Requirement:
Output all of the records again, exactly as written.

[Excerpts from an interface dataset]
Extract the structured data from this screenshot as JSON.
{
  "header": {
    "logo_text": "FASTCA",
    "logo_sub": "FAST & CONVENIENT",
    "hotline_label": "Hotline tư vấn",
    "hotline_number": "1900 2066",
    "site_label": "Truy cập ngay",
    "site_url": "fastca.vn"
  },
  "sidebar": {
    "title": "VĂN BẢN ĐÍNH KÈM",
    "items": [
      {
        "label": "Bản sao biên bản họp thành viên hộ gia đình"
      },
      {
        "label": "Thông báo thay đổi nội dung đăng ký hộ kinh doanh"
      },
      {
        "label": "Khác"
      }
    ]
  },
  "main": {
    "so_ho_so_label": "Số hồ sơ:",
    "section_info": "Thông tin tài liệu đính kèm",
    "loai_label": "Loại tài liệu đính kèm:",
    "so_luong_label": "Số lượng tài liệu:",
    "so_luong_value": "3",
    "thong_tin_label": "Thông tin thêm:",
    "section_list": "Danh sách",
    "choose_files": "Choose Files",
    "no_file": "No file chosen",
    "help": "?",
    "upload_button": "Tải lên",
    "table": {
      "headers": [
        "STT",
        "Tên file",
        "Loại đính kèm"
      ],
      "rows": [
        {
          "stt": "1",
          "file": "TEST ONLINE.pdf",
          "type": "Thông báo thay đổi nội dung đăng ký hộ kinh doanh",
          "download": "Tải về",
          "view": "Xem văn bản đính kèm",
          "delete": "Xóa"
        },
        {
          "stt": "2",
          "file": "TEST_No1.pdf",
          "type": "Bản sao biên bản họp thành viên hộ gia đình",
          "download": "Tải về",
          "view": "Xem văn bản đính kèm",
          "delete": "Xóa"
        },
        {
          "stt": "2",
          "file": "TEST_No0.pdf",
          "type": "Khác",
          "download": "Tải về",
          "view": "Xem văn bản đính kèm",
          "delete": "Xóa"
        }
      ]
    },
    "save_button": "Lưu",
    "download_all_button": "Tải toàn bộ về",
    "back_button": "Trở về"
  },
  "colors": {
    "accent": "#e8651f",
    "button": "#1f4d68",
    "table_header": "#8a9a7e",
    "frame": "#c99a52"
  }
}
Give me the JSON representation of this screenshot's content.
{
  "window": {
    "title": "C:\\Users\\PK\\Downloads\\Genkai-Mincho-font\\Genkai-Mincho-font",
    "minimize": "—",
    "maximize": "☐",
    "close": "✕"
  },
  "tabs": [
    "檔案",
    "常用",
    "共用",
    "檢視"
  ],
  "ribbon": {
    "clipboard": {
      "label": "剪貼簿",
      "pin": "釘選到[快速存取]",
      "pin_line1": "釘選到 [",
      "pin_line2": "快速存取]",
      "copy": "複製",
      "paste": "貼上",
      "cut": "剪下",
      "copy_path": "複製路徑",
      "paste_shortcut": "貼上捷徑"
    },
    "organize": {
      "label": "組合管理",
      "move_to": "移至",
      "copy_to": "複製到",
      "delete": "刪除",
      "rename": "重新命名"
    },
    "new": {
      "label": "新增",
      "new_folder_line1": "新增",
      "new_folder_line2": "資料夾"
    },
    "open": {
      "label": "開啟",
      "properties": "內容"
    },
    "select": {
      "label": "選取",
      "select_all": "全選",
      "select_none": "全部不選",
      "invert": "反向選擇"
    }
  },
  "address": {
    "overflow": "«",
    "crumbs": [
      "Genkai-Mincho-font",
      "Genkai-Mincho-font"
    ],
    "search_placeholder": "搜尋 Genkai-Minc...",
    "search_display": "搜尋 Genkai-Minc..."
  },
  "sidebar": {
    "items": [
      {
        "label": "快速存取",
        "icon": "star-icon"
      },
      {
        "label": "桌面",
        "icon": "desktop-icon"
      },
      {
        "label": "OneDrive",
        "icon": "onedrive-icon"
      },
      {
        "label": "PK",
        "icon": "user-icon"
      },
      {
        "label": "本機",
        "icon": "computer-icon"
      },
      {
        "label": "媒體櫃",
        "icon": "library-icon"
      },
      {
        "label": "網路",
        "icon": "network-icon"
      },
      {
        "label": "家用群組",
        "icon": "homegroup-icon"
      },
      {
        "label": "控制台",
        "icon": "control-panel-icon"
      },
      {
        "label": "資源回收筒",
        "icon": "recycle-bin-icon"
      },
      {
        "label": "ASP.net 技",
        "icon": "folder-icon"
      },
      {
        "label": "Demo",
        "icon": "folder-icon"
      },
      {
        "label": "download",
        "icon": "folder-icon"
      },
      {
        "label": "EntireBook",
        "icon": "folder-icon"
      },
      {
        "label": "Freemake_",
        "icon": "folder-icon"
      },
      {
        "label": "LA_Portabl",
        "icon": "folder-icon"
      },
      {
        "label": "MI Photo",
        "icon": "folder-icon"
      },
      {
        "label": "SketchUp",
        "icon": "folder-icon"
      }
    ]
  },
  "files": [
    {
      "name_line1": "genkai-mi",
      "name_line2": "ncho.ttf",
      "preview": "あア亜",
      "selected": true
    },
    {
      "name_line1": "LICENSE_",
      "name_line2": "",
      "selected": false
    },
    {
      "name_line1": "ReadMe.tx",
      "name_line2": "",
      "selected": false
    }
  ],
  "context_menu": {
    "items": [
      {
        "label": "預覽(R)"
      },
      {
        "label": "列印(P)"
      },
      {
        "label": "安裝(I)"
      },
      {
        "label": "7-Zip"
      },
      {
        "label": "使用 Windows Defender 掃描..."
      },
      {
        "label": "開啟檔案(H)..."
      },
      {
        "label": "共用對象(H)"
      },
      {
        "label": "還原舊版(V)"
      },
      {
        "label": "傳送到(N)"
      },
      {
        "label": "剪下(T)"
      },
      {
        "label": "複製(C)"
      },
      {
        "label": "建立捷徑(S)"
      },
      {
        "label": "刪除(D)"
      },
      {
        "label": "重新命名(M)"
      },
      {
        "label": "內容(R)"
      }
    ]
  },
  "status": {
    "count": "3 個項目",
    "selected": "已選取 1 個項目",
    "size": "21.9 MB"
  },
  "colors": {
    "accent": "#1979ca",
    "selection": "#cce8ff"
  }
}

Task solution:
Extract the structured data from this screenshot as JSON.
{
  "header": {
    "logo_text": "FASTCA",
    "logo_sub": "FAST & CONVENIENT",
    "hotline_label": "Hotline tư vấn",
    "hotline_number": "1900 2066",
    "site_label": "Truy cập ngay",
    "site_url": "fastca.vn"
  },
  "sidebar": {
    "title": "VĂN BẢN ĐÍNH KÈM",
    "items": [
      {
        "label": "Bản sao biên bản họp thành viên hộ gia đình"
      },
      {
        "label": "Thông báo thay đổi nội dung đăng ký hộ kinh doanh"
      },
      {
        "label": "Khác"
      }
    ]
  },
  "main": {
    "so_ho_so_label": "Số hồ sơ:",
    "section_info": "Thông tin tài liệu đính kèm",
    "loai_label": "Loại tài liệu đính kèm:",
    "so_luong_label": "Số lượng tài liệu:",
    "so_luong_value": "3",
    "thong_tin_label": "Thông tin thêm:",
    "section_list": "Danh sách",
    "choose_files": "Choose Files",
    "no_file": "No file chosen",
    "help": "?",
    "upload_button": "Tải lên",
    "table": {
      "headers": [
        "STT",
        "Tên file",
        "Loại đính kèm"
      ],
      "rows": [
        {
          "stt": "1",
          "file": "TEST ONLINE.pdf",
          "type": "Thông báo thay đổi nội dung đăng ký hộ kinh doanh",
          "download": "Tải về",
          "view": "Xem văn bản đính kèm",
          "delete": "Xóa"
        },
        {
          "stt": "2",
          "file": "TEST_No1.pdf",
          "type": "Bản sao biên bản họp thành viên hộ gia đình",
          "download": "Tải về",
          "view": "Xem văn bản đính kèm",
          "delete": "Xóa"
        },
        {
          "stt": "2",
          "file": "TEST_No0.pdf",
          "type": "Khác",
          "download": "Tải về",
          "view": "Xem văn bản đính kèm",
          "delete": "Xóa"
        }
      ]
    },
    "save_button": "Lưu",
    "download_all_button": "Tải toàn bộ về",
    "back_button": "Trở về"
  },
  "colors": {
    "accent": "#e8651f",
    "button": "#1f4d68",
    "table_header": "#8a9a7e",
    "frame": "#c99a52"
  }
}
Give me the JSON representation of this screenshot's content.
{
  "window": {
    "title": "C:\\Users\\PK\\Downloads\\Genkai-Mincho-font\\Genkai-Mincho-font",
    "minimize": "—",
    "maximize": "☐",
    "close": "✕"
  },
  "tabs": [
    "檔案",
    "常用",
    "共用",
    "檢視"
  ],
  "ribbon": {
    "clipboard": {
      "label": "剪貼簿",
      "pin": "釘選到[快速存取]",
      "pin_line1": "釘選到 [",
      "pin_line2": "快速存取]",
      "copy": "複製",
      "paste": "貼上",
      "cut": "剪下",
      "copy_path": "複製路徑",
      "paste_shortcut": "貼上捷徑"
    },
    "organize": {
      "label": "組合管理",
      "move_to": "移至",
      "copy_to": "複製到",
      "delete": "刪除",
      "rename": "重新命名"
    },
    "new": {
      "label": "新增",
      "new_folder_line1": "新增",
      "new_folder_line2": "資料夾"
    },
    "open": {
      "label": "開啟",
      "properties": "內容"
    },
    "select": {
      "label": "選取",
      "select_all": "全選",
      "select_none": "全部不選",
      "invert": "反向選擇"
    }
  },
  "address": {
    "overflow": "«",
    "crumbs": [
      "Genkai-Mincho-font",
      "Genkai-Mincho-font"
    ],
    "search_placeholder": "搜尋 Genkai-Minc...",
    "search_display": "搜尋 Genkai-Minc..."
  },
  "sidebar": {
    "items": [
      {
        "label": "快速存取",
        "icon": "star-icon"
      },
      {
        "label": "桌面",
        "icon": "desktop-icon"
      },
      {
        "label": "OneDrive",
        "icon": "onedrive-icon"
      },
      {
        "label": "PK",
        "icon": "user-icon"
      },
      {
        "label": "本機",
        "icon": "computer-icon"
      },
      {
        "label": "媒體櫃",
        "icon": "library-icon"
      },
      {
        "label": "網路",
        "icon": "network-icon"
      },
      {
        "label": "家用群組",
        "icon": "homegroup-icon"
      },
      {
        "label": "控制台",
        "icon": "control-panel-icon"
      },
      {
        "label": "資源回收筒",
        "icon": "recycle-bin-icon"
      },
      {
        "label": "ASP.net 技",
        "icon": "folder-icon"
      },
      {
        "label": "Demo",
        "icon": "folder-icon"
      },
      {
        "label": "download",
        "icon": "folder-icon"
      },
      {
        "label": "EntireBook",
        "icon": "folder-icon"
      },
      {
        "label": "Freemake_",
        "icon": "folder-icon"
      },
      {
        "label": "LA_Portabl",
        "icon": "folder-icon"
      },
      {
        "label": "MI Photo",
        "icon": "folder-icon"
      },
      {
        "label": "SketchUp",
        "icon": "folder-icon"
      }
    ]
  },
  "files": [
    {
      "name_line1": "genkai-mi",
      "name_line2": "ncho.ttf",
      "preview": "あア亜",
      "selected": true
    },
    {
      "name_line1": "LICENSE_",
      "name_line2": "",
      "selected": false
    },
    {
      "name_line1": "ReadMe.tx",
      "name_line2": "",
      "selected": false
    }
  ],
  "context_menu": {
    "items": [
      {
        "label": "預覽(R)"
      },
      {
        "label": "列印(P)"
      },
      {
        "label": "安裝(I)"
      },
      {
        "label": "7-Zip"
      },
      {
        "label": "使用 Windows Defender 掃描..."
      },
      {
        "label": "開啟檔案(H)..."
      },
      {
        "label": "共用對象(H)"
      },
      {
        "label": "還原舊版(V)"
      },
      {
        "label": "傳送到(N)"
      },
      {
        "label": "剪下(T)"
      },
      {
        "label": "複製(C)"
      },
      {
        "label": "建立捷徑(S)"
      },
      {
        "label": "刪除(D)"
      },
      {
        "label": "重新命名(M)"
      },
      {
        "label": "內容(R)"
      }
    ]
  },
  "status": {
    "count": "3 個項目",
    "selected": "已選取 1 個項目",
    "size": "21.9 MB"
  },
  "colors": {
    "accent": "#1979ca",
    "selection": "#cce8ff"
  }
}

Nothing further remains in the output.